A) Representative IHC images of lung tissues stained for the senescence markers P16 (n = 5) or P21 (non-COVID individuals: n = 5; COVID-19 patients: n = 10); the presence of the virus was assessed by staining for SARS-CoV-2 N or by probing the viral genome through RNA ISH; nuclei were stained with hematoxylin (light blue); scale bar, 50 μm. Conditions are as in Fig. 8A. B) Quantification of the expression of the senescence markers determined in A. Values are the means ± s.e.m.; each dot corresponds to one individual. Source numerical data are available in source data. C) Gating strategy for flow cytometry.
Tables listing the antibodies and the RT–qPCR primers used in this work.
Movie showing 53BP1-GFP foci over time upon micro-injection of 53BP1-GFP U2OS nuclei with recombinant SARS-CoV-2 N-protein or BSA as control. Arrows mark micro-injected cells. Images relative to pre-injected samples are also shown. The video was recorded at one frame per minute for 100 min total. The experiment was repeated three times with similar results.
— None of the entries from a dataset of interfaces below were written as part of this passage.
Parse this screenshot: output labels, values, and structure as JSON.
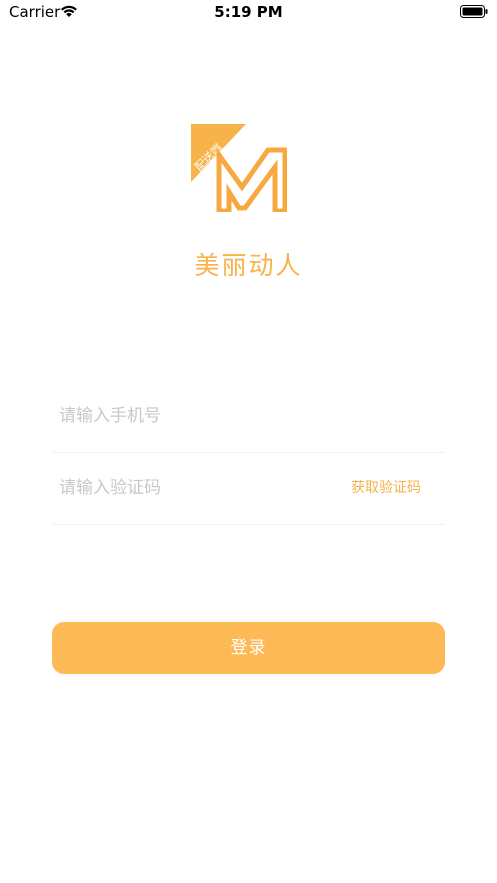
{
  "status_bar": {
    "carrier": "Carrier",
    "time": "5:19 PM",
    "icons": [
      "wifi-icon",
      "battery-icon"
    ]
  },
  "logo": {
    "badge_text": "配送端",
    "letter": "M"
  },
  "app_name": "美丽动人",
  "form": {
    "phone_placeholder": "请输入手机号",
    "phone_value": "",
    "code_placeholder": "请输入验证码",
    "code_value": "",
    "get_code_label": "获取验证码",
    "login_label": "登录"
  },
  "colors": {
    "accent": "#F7B24A",
    "button": "#FDB955",
    "placeholder": "#C8C8C8",
    "divider": "#FCEFE0"
  }
}
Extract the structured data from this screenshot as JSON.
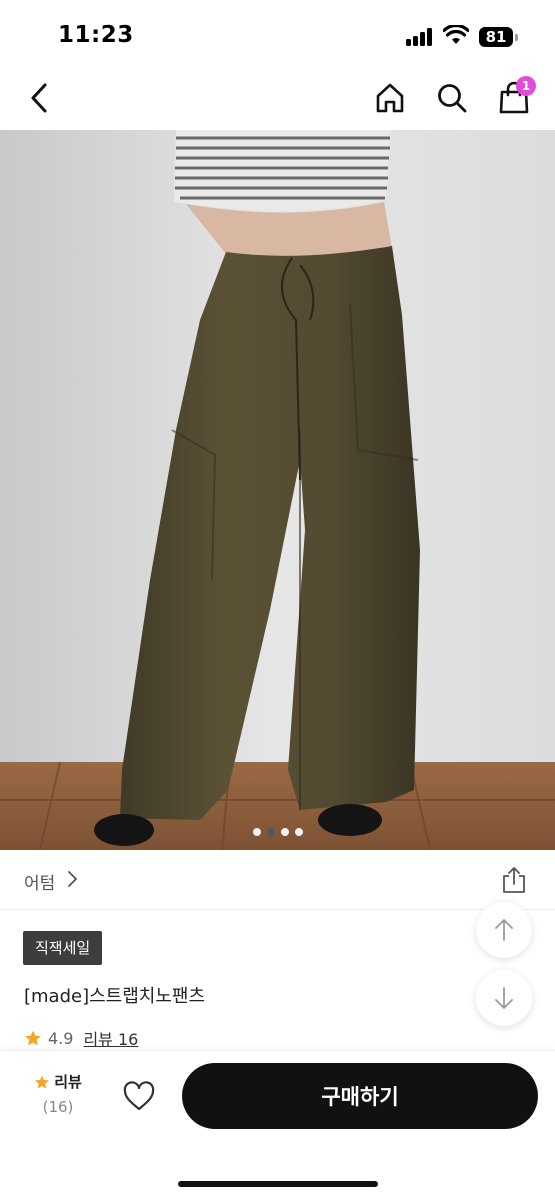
{
  "status_bar": {
    "time": "11:23",
    "battery": "81"
  },
  "nav": {
    "icons": [
      "back-icon",
      "home-icon",
      "search-icon",
      "shopping-bag-icon"
    ],
    "cart_count": "1",
    "badge_color": "#e24bd9"
  },
  "carousel": {
    "total_images": 4,
    "active_index": 1
  },
  "brand": {
    "name": "어텀"
  },
  "product": {
    "sale_badge": "직잭세일",
    "title": "[made]스트랩치노팬츠",
    "rating": "4.9",
    "review_link": "리뷰 16"
  },
  "bottom_bar": {
    "review_label": "리뷰",
    "review_count": "(16)",
    "buy_label": "구매하기",
    "buy_color": "#111111",
    "star_color": "#f5a623"
  }
}
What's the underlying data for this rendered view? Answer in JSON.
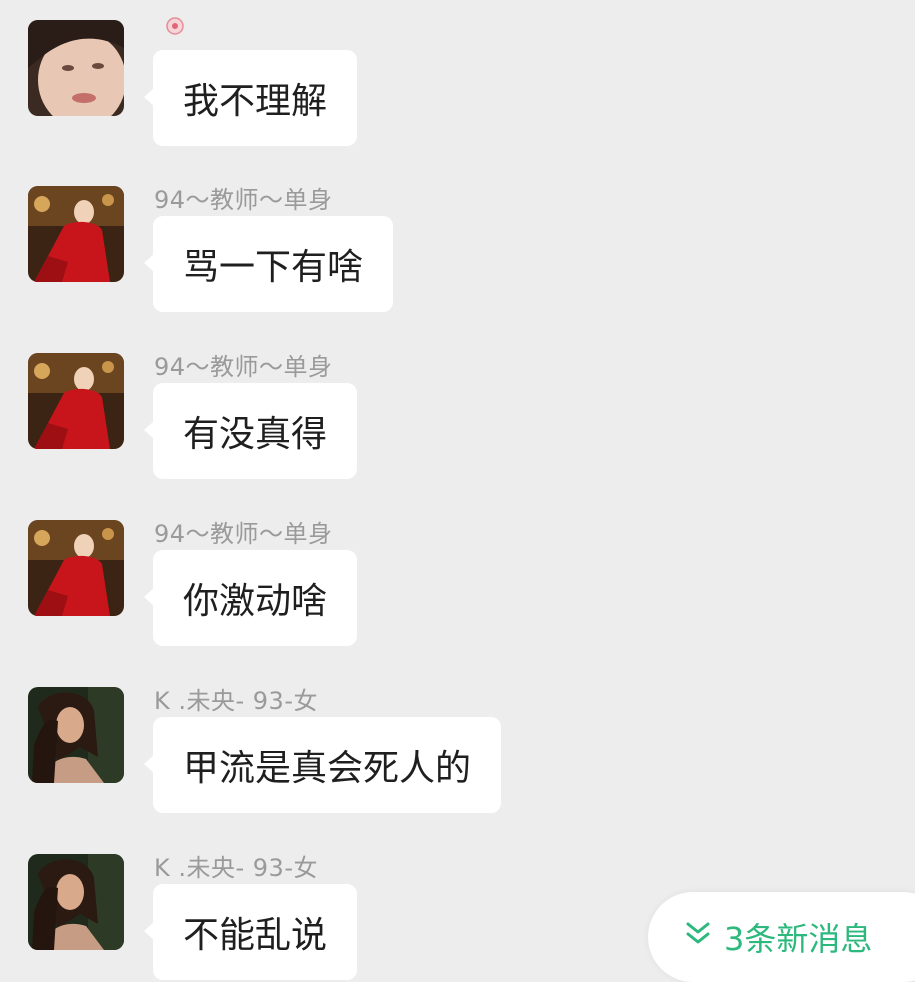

Statistical source data.
Unprocessed western blots.
Statistical source data.
Unprocessed western blots.
Statistical source data.
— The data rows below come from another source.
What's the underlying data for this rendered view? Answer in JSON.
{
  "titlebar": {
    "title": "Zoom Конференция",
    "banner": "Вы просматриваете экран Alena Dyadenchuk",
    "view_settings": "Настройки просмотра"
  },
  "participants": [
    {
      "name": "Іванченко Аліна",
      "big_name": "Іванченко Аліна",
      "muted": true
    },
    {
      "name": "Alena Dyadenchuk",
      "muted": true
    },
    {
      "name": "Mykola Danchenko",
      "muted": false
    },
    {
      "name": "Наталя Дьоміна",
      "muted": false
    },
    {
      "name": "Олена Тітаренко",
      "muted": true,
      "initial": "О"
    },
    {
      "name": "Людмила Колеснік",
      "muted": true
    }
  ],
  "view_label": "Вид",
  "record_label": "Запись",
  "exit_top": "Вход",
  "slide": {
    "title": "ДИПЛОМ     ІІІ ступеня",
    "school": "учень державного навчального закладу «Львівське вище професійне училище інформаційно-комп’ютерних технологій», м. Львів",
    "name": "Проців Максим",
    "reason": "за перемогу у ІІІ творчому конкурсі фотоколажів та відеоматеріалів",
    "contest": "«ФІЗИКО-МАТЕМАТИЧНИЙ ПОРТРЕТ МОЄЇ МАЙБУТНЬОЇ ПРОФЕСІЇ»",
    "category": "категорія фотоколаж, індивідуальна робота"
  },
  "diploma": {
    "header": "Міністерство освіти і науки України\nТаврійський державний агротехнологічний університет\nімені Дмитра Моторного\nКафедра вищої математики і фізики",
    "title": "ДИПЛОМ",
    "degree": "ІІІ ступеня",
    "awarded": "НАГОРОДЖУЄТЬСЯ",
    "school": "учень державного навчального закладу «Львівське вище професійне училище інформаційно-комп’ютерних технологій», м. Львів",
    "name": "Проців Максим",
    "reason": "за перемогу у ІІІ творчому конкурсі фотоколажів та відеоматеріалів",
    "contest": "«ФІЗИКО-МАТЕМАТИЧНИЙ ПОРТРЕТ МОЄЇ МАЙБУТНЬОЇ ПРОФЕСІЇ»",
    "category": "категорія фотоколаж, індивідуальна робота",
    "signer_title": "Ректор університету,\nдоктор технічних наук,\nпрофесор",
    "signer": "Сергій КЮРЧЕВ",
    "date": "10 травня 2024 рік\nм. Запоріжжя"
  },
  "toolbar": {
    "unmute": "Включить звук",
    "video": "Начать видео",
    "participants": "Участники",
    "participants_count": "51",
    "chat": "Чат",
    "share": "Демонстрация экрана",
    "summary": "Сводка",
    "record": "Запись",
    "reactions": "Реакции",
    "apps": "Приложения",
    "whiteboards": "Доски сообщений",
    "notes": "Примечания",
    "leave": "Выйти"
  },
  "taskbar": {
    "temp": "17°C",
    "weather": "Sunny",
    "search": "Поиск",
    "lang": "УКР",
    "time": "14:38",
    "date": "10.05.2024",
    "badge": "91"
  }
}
Unprocessed western blots.
Statistical source data.
Unprocessed western blots.
Statistical source data.
Unprocessed western blots.
Statistical source data.
Statistical source data.
Statistical source data.
Statistical source data.
Unprocessed western blots.
Statistical source data.
Unprocessed western blots.
Statistical source data.
Unprocessed western blots.
Statistical source data.
Unprocessed western blots.
Statistical source data.
Unprocessed western blots.
Statistical source data.
Unprocessed western blots.
Statistical source data.
Statistical source data.
About this article
Cite this article
Gioia, U., Tavella, S., Martínez-Orellana, P. et al. SARS-CoV-2 infection induces DNA damage, through CHK1 degradation and impaired 53BP1 recruitment, and cellular senescence. Nat Cell Biol 25, 550–564 (2023). https://doi.org/10.1038/s41556-023-01096-x